A developer has vowed to work with the city to fix a decade-old “mistake” in Waterloo.
The city heard details about the redevelopment of 316 King St. N on Monday night and while the developer is asking for variances to zoning regulations, the company said it’s for the benefit of the city, community and himself.
“It is an eyesore and it is on a main street,” said Obie Mujawaz of Milestone Developments. “This building was a mistake.”
That “mistake” came during the design process of the student-geared apartments. Back in the mid-2000s, the city had no control over the amount of bedrooms in a specific development, only the amount of units. Because of that, the 10-storey structure at 316 King St. N was developed with 25 five-bedroom units, totalling 1,234 beds per hectare. By comparison, the city’s official plan says that no more than 924 bedrooms can be built on the site.
The developer’s current plan is to leave the current building, but renovate all the five-bedroom units into two-bedroom condos and freshen up the facade with some balconies and design features.
On the same property, Mujawaz is proposing to build a second, 15-storey tower with 80 two-bedroom units. Units in both towers would be sold as condominium units for either live-in or investment purposes.
That tower will also include commercial space on the base level.
But, with the added density comes some requests that deviate from the city’s regulations.
The requests include:
- Reducing residential parking rate from one per unit to 0.66 per unit
- Reduce surface parking from 10 to 5.4 per cent
- Reduce the requirement for loading spaces
- Four metre setback in front yard (requirement is five metres)
- One metre setback on south end (requirement is three metres)
- 1.5 metre setback in the rear yard (requirement is 7.5 metres)
In terms of total density, the development has 987 bedrooms per hectare, 63 above the maximum that the official plan dictates.
The developer is proposing density bonusing, meaning it would have to fund or gift something to the city in exchange for the extra density. The value of that gift is determined by the total value of the added density, to be determined by city staff.
Coun. Melissa Durrell expressed some concern about the canyon nature of King Street along that stretch.

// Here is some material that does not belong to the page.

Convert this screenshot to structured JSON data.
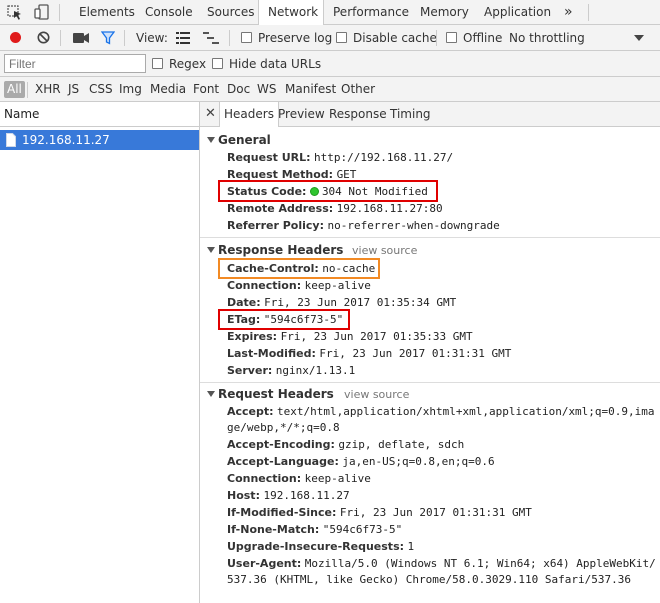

“This is one of the black eyes we have in this city, the area between here and Columbia,” said Durrell. “How do we make it not a cavern?”
Laura Dewar, a development planner with the city, said the city has learned a lot from the development of the area and it will have to take a different approach moving forward.
“We can maintain a consistent streetscape through a consistent setback,” said Dewar.
Access to an above-and-below-ground parking garage would be by car lift, marking the first time that technology has been used in Waterloo.
Mayor Dave Jaworsky asked about the parking elevator and how it could affect municipal services such as fire rescue.
“It’s challenging because it’s sort of precedent setting,” said Dewar. “We need to look at the challenges that other municipalities may or may not have with these.
“Permitting this may mean permitting more of these in Waterloo.”
Mujawaz made it clear to city council that Milestone Developments sees this as more of a partnership with the city than a request.
“We are working to make sure this is no longer an eyesore and to remove this mistake from the city,” said Mujawaz, adding that both he and his team sees it as a joint venture with the City of Waterloo. “Win for the city, win for the community and win for us.”
Mujawaz noted that since the building is full of five-bedroom units, it appeals to no one but students. If and when the project is complete, it will be sold off as condo investments or live-in condos for non-students.
“The way that we’re building it, it’s going to cater to anybody,” said Mujawaz. “This will be a building with that stigma removed.”